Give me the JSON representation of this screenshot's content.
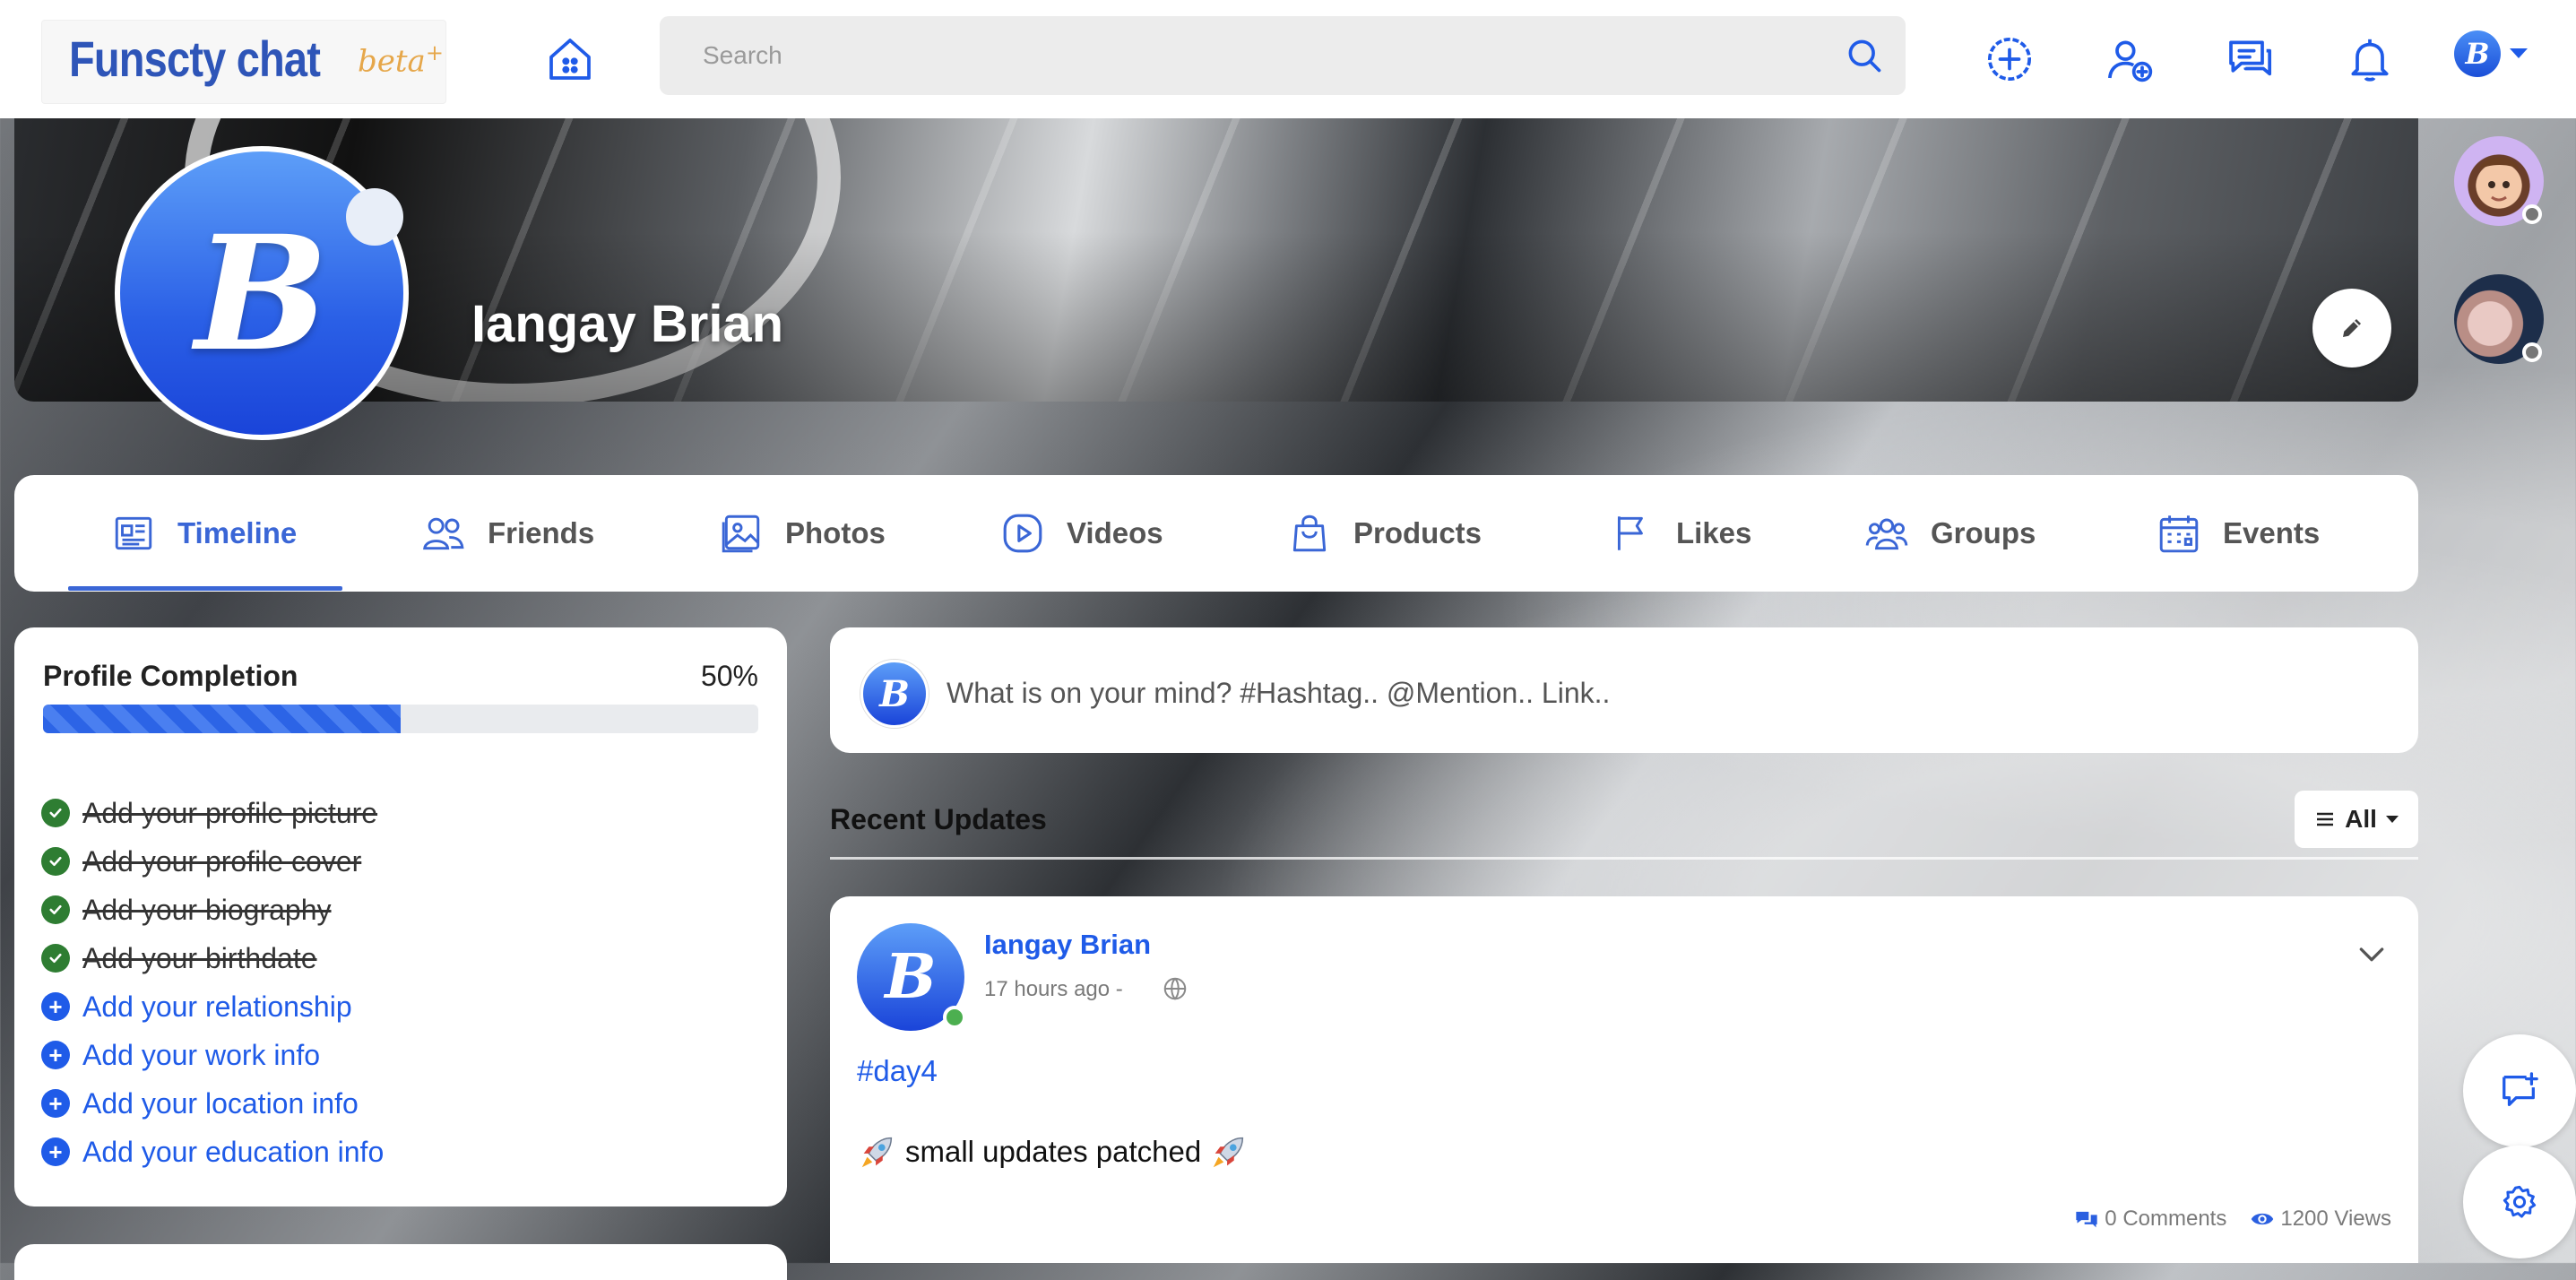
{
  "brand": {
    "name": "Funscty chat",
    "tag": "beta",
    "tag_plus": "+"
  },
  "search": {
    "placeholder": "Search"
  },
  "topbar_icons": [
    "home-icon",
    "create-icon",
    "add-friend-icon",
    "messages-icon",
    "notifications-icon"
  ],
  "user_menu": {
    "avatar_letter": "B"
  },
  "profile": {
    "name": "Iangay Brian",
    "avatar_letter": "B"
  },
  "tabs": [
    {
      "label": "Timeline",
      "icon": "newspaper-icon",
      "active": true
    },
    {
      "label": "Friends",
      "icon": "users-icon"
    },
    {
      "label": "Photos",
      "icon": "image-icon"
    },
    {
      "label": "Videos",
      "icon": "play-icon"
    },
    {
      "label": "Products",
      "icon": "shopping-bag-icon"
    },
    {
      "label": "Likes",
      "icon": "flag-icon"
    },
    {
      "label": "Groups",
      "icon": "group-icon"
    },
    {
      "label": "Events",
      "icon": "calendar-icon"
    }
  ],
  "profile_completion": {
    "title": "Profile Completion",
    "percent_label": "50%",
    "percent": 50,
    "items": [
      {
        "label": "Add your profile picture",
        "done": true
      },
      {
        "label": "Add your profile cover",
        "done": true
      },
      {
        "label": "Add your biography",
        "done": true
      },
      {
        "label": "Add your birthdate",
        "done": true
      },
      {
        "label": "Add your relationship",
        "done": false
      },
      {
        "label": "Add your work info",
        "done": false
      },
      {
        "label": "Add your location info",
        "done": false
      },
      {
        "label": "Add your education info",
        "done": false
      }
    ]
  },
  "composer": {
    "placeholder": "What is on your mind? #Hashtag.. @Mention.. Link.."
  },
  "feed": {
    "title": "Recent Updates",
    "filter_label": "All"
  },
  "post": {
    "author": "Iangay Brian",
    "time": "17 hours ago -",
    "hashtag": "#day4",
    "text": "small updates patched",
    "comments": "0 Comments",
    "views": "1200 Views"
  },
  "colors": {
    "accent": "#1f5be8",
    "brand": "#2e55b8",
    "beta": "#e6a74a",
    "online": "#4caf50",
    "done": "#2e7d32"
  }
}
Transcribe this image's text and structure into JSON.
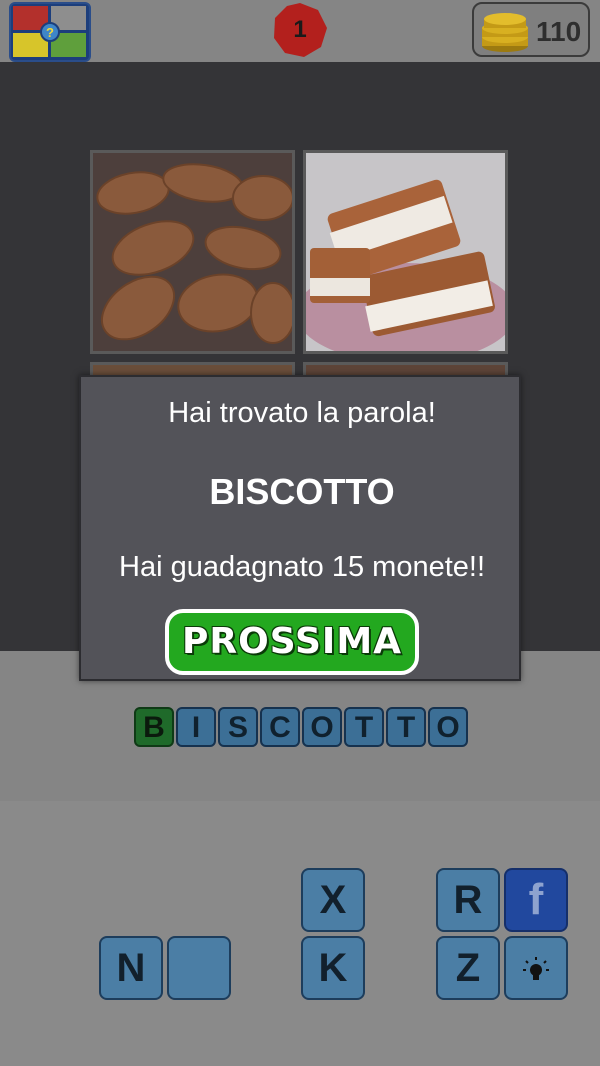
{
  "header": {
    "level": "1",
    "coins": "110"
  },
  "dialog": {
    "title": "Hai trovato la parola!",
    "word": "BISCOTTO",
    "reward": "Hai guadagnato 15 monete!!",
    "next_label": "PROSSIMA"
  },
  "answer": [
    "B",
    "I",
    "S",
    "C",
    "O",
    "T",
    "T",
    "O"
  ],
  "keyboard": {
    "row1": [
      "X",
      "R"
    ],
    "row2": [
      "N",
      "",
      "K",
      "Z"
    ],
    "facebook_label": "f"
  },
  "colors": {
    "tile_blue": "#3c6f96",
    "tile_green": "#1f6a2a",
    "button_green": "#23a81f",
    "badge_red": "#b3201d"
  },
  "icons": {
    "logo": "four-pics-logo-icon",
    "coins": "coin-stack-icon",
    "hint": "lightbulb-icon",
    "share": "facebook-icon"
  }
}
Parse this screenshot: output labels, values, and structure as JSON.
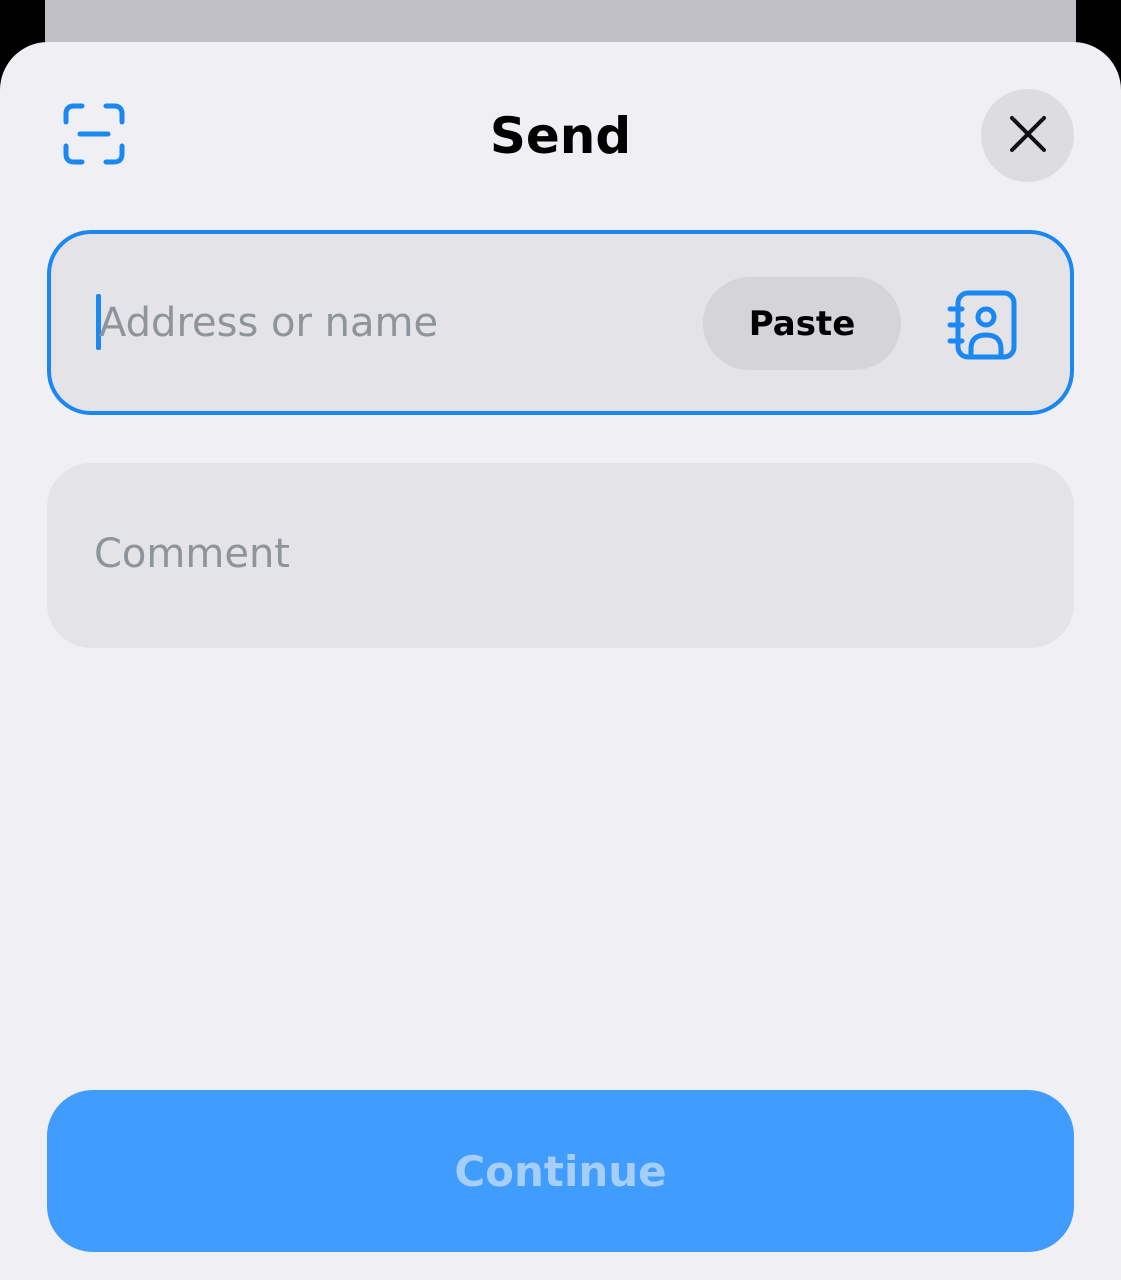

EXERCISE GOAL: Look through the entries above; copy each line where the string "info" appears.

TASK OUTPUT:
        "label": "Add your work info",
        "label": "Add your location info",
        "label": "Add your education info",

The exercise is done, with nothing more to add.